Monica began staging the opening of the show too and working on creating the high school environment–often a wall of people in this case—for Kitty to “blend in” to. I’ve been picturing this in my mind for five years. Seeing it come together in front of my eyes is an experience that’s difficult to put into words. I spend much of the time either grinning from ear to ear or having my jaw hang slack. Doofus, doofus, and, yes, doofus.

Getting accustomed to the space as high school students at J. Edgar Hoover High

Getting accustomed to the space as high school students at J. Edgar Hoover High

Working with Kitty and finding her place in the universe...or at least the opening of the show.

Working with Kitty and finding her place in the universe...or at least the opening of the show.

Rehearsal Uno

Posted in Writing on September 15, 2008 by darylfazio

First read-through (ever). Always an eye-opener from the writers’ perspectives—and we hope on the positive slant. Hearing it as a unit, I feel very good about the work Aaron and I have done (thinking about some minor additions to beef up the homeless couple, but otherwise nothing leapt out as being dead-on-arrival—okay, so a few moments met with chirping crickets, but that’s why we have a director). And no small part of that is due to the age of these performers (18-23 or so) and their charming eyes-wide-open approach. I told them in introductions today how lucky we are to have REAL youth in the show, versus the Broadway manufactured type (for example, most of the cast of Grease on the Great White Way is in their 30s). They may or may not believe me.
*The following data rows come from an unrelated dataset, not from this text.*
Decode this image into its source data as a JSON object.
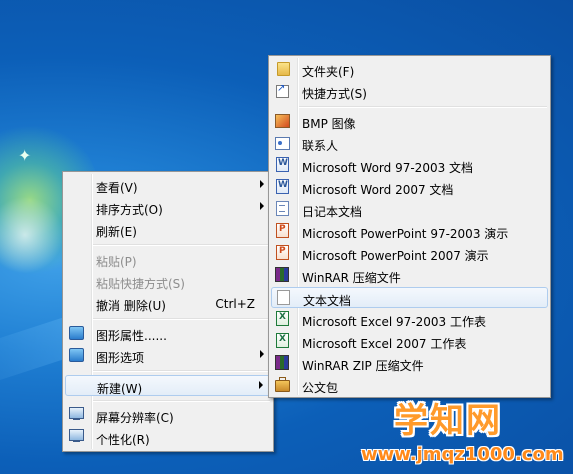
{
  "context_menu": {
    "items": [
      {
        "label": "查看(V)",
        "submenu": true
      },
      {
        "label": "排序方式(O)",
        "submenu": true
      },
      {
        "label": "刷新(E)"
      },
      {
        "label": "粘贴(P)",
        "disabled": true
      },
      {
        "label": "粘贴快捷方式(S)",
        "disabled": true
      },
      {
        "label": "撤消 删除(U)",
        "shortcut": "Ctrl+Z"
      },
      {
        "label": "图形属性......",
        "icon": "graphics-icon"
      },
      {
        "label": "图形选项",
        "icon": "graphics-icon",
        "submenu": true
      },
      {
        "label": "新建(W)",
        "submenu": true,
        "highlighted": true
      },
      {
        "label": "屏幕分辨率(C)",
        "icon": "screen-icon"
      },
      {
        "label": "个性化(R)",
        "icon": "screen-icon"
      }
    ]
  },
  "new_submenu": {
    "items": [
      {
        "label": "文件夹(F)",
        "icon": "folder-icon"
      },
      {
        "label": "快捷方式(S)",
        "icon": "shortcut-icon"
      },
      {
        "label": "BMP 图像",
        "icon": "bmp-image-icon"
      },
      {
        "label": "联系人",
        "icon": "contact-icon"
      },
      {
        "label": "Microsoft Word 97-2003 文档",
        "icon": "word-doc-icon"
      },
      {
        "label": "Microsoft Word 2007 文档",
        "icon": "word-doc-icon"
      },
      {
        "label": "日记本文档",
        "icon": "journal-icon"
      },
      {
        "label": "Microsoft PowerPoint 97-2003 演示",
        "icon": "powerpoint-icon"
      },
      {
        "label": "Microsoft PowerPoint 2007 演示",
        "icon": "powerpoint-icon"
      },
      {
        "label": "WinRAR 压缩文件",
        "icon": "winrar-icon"
      },
      {
        "label": "文本文档",
        "icon": "text-file-icon",
        "highlighted": true
      },
      {
        "label": "Microsoft Excel 97-2003 工作表",
        "icon": "excel-icon"
      },
      {
        "label": "Microsoft Excel 2007 工作表",
        "icon": "excel-icon"
      },
      {
        "label": "WinRAR ZIP 压缩文件",
        "icon": "winrar-zip-icon"
      },
      {
        "label": "公文包",
        "icon": "briefcase-icon"
      }
    ]
  },
  "watermark": {
    "brand": "学知网",
    "url": "www.jmqz1000.com"
  }
}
I feel like a kid in a candy store every time we’re at work, hearing them read,  hearing them sing, watching them start to embody these loopy characters and bring “crazy” to jubilant life (my presence is not necessary in most rehearsals, but I doubt I’ll be able to stay away; I don’t want to miss anything!). I hope the audience, old and young, prudes and whatever the opposite of prudes are, can hardly keep their rear ends in Wheelwright’s Maalox-colored man-made fiber seats this-coming October.

It’s a big cast.

Cast and crew assembled at Wheelwright Auditorium for the first read-through

Cast and crew assembled at Wheelwright Auditorium for the first read-through

The ensemble takes their first crack at learning music with MD (and composer), Aaron McAllister

The ensemble takes their first crack at learning music with MD (and composer), Aaron McAllister